Top of Records supplied

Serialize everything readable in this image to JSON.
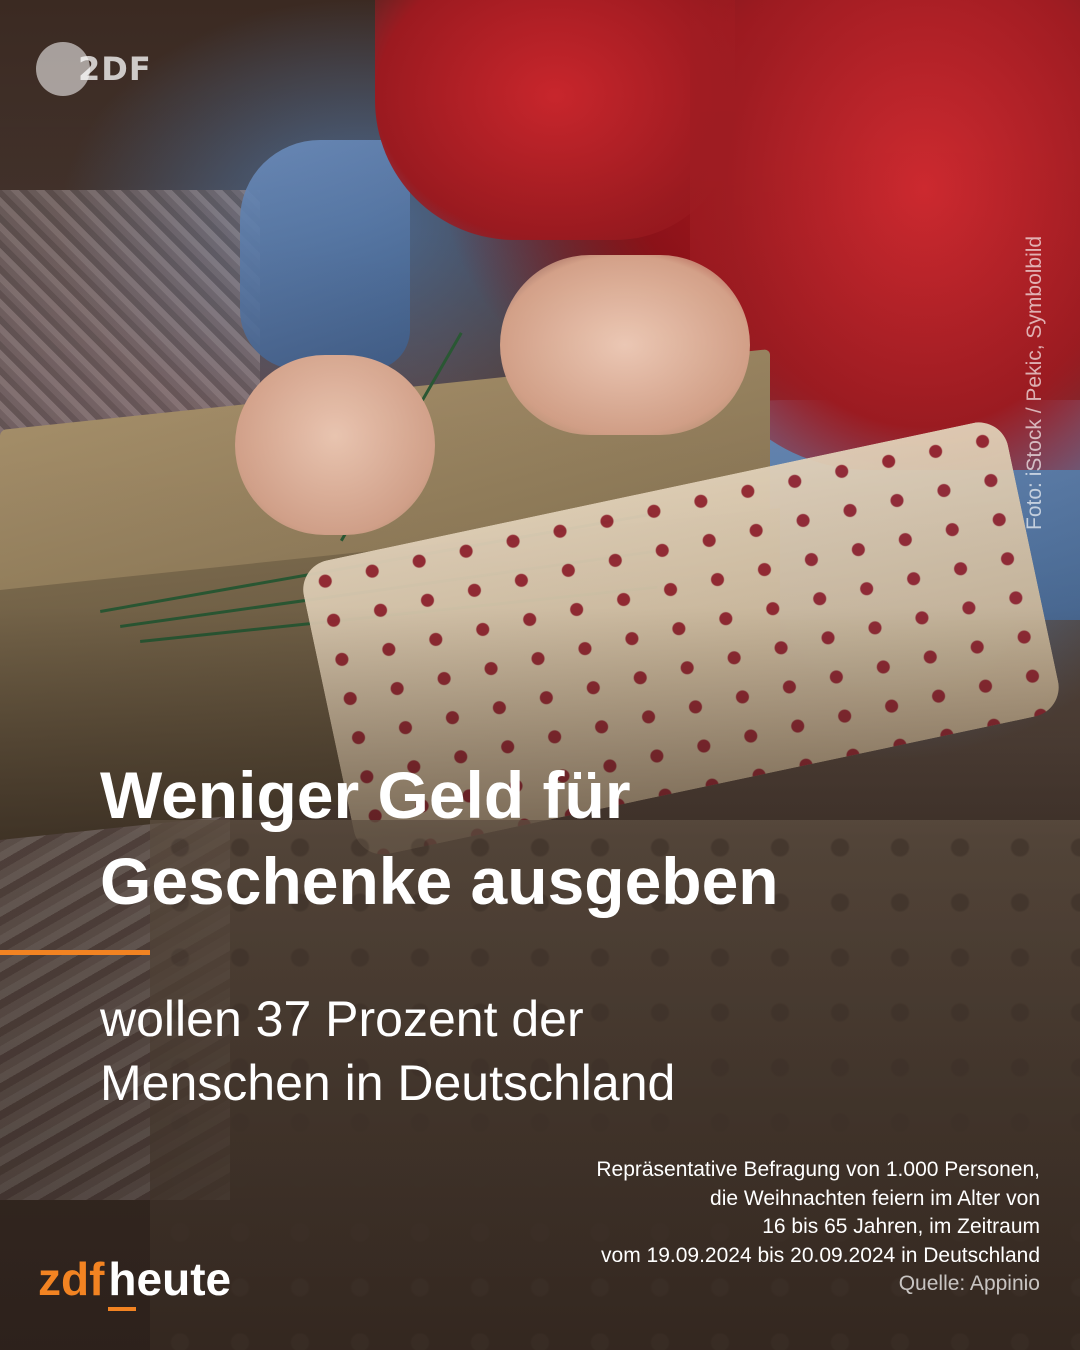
{
  "watermark": {
    "logo_text": "2DF"
  },
  "photo_credit": "Foto: iStock / Pekic, Symbolbild",
  "headline": {
    "line1": "Weniger Geld für",
    "line2": "Geschenke ausgeben"
  },
  "subheadline": {
    "line1": "wollen 37 Prozent der",
    "line2": "Menschen in Deutschland"
  },
  "footnote": {
    "lines": [
      "Repräsentative Befragung von 1.000 Personen,",
      "die Weihnachten feiern im Alter von",
      "16 bis 65 Jahren, im Zeitraum",
      "vom 19.09.2024 bis 20.09.2024 in Deutschland"
    ],
    "source": "Quelle: Appinio"
  },
  "brand": {
    "part1": "zdf",
    "part2": "heute"
  },
  "colors": {
    "accent": "#f28322",
    "text": "#ffffff"
  }
}
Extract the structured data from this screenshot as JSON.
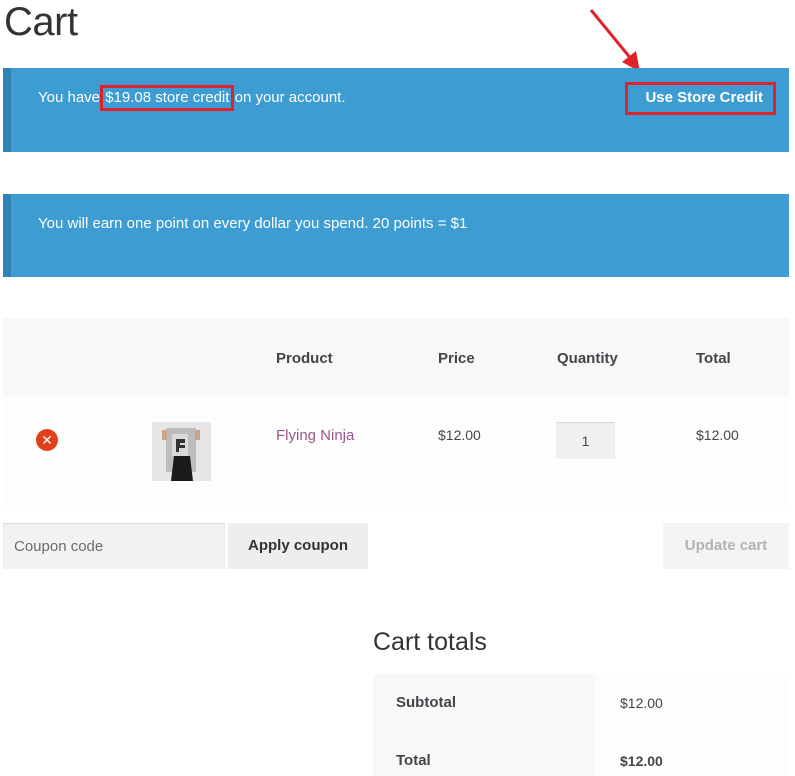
{
  "page": {
    "title": "Cart"
  },
  "notices": {
    "store_credit": {
      "prefix": "You have ",
      "amount": "$19.08 store credit",
      "suffix": " on your account.",
      "button_label": "Use Store Credit"
    },
    "points": {
      "text": "You will earn one point on every dollar you spend. 20 points = $1"
    }
  },
  "cart": {
    "headers": {
      "product": "Product",
      "price": "Price",
      "quantity": "Quantity",
      "total": "Total"
    },
    "items": [
      {
        "remove_icon": "remove-icon",
        "name": "Flying Ninja",
        "price": "$12.00",
        "quantity": "1",
        "total": "$12.00"
      }
    ]
  },
  "actions": {
    "coupon_placeholder": "Coupon code",
    "apply_coupon_label": "Apply coupon",
    "update_cart_label": "Update cart"
  },
  "totals": {
    "title": "Cart totals",
    "subtotal_label": "Subtotal",
    "subtotal_value": "$12.00",
    "total_label": "Total",
    "total_value": "$12.00"
  },
  "colors": {
    "notice_bg": "#3d9cd2",
    "highlight": "#e0232b",
    "product_link": "#96588a",
    "remove": "#e2401c"
  }
}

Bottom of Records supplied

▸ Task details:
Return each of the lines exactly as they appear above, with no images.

▸ Reply to the task:
Serialize everything readable in this image to JSON.
{
  "watermark": {
    "logo_text": "2DF"
  },
  "photo_credit": "Foto: iStock / Pekic, Symbolbild",
  "headline": {
    "line1": "Weniger Geld für",
    "line2": "Geschenke ausgeben"
  },
  "subheadline": {
    "line1": "wollen 37 Prozent der",
    "line2": "Menschen in Deutschland"
  },
  "footnote": {
    "lines": [
      "Repräsentative Befragung von 1.000 Personen,",
      "die Weihnachten feiern im Alter von",
      "16 bis 65 Jahren, im Zeitraum",
      "vom 19.09.2024 bis 20.09.2024 in Deutschland"
    ],
    "source": "Quelle: Appinio"
  },
  "brand": {
    "part1": "zdf",
    "part2": "heute"
  },
  "colors": {
    "accent": "#f28322",
    "text": "#ffffff"
  }
}
Extract the structured data from this screenshot as JSON.
{
  "page": {
    "title": "Cart"
  },
  "notices": {
    "store_credit": {
      "prefix": "You have ",
      "amount": "$19.08 store credit",
      "suffix": " on your account.",
      "button_label": "Use Store Credit"
    },
    "points": {
      "text": "You will earn one point on every dollar you spend. 20 points = $1"
    }
  },
  "cart": {
    "headers": {
      "product": "Product",
      "price": "Price",
      "quantity": "Quantity",
      "total": "Total"
    },
    "items": [
      {
        "remove_icon": "remove-icon",
        "name": "Flying Ninja",
        "price": "$12.00",
        "quantity": "1",
        "total": "$12.00"
      }
    ]
  },
  "actions": {
    "coupon_placeholder": "Coupon code",
    "apply_coupon_label": "Apply coupon",
    "update_cart_label": "Update cart"
  },
  "totals": {
    "title": "Cart totals",
    "subtotal_label": "Subtotal",
    "subtotal_value": "$12.00",
    "total_label": "Total",
    "total_value": "$12.00"
  },
  "colors": {
    "notice_bg": "#3d9cd2",
    "highlight": "#e0232b",
    "product_link": "#96588a",
    "remove": "#e2401c"
  }
}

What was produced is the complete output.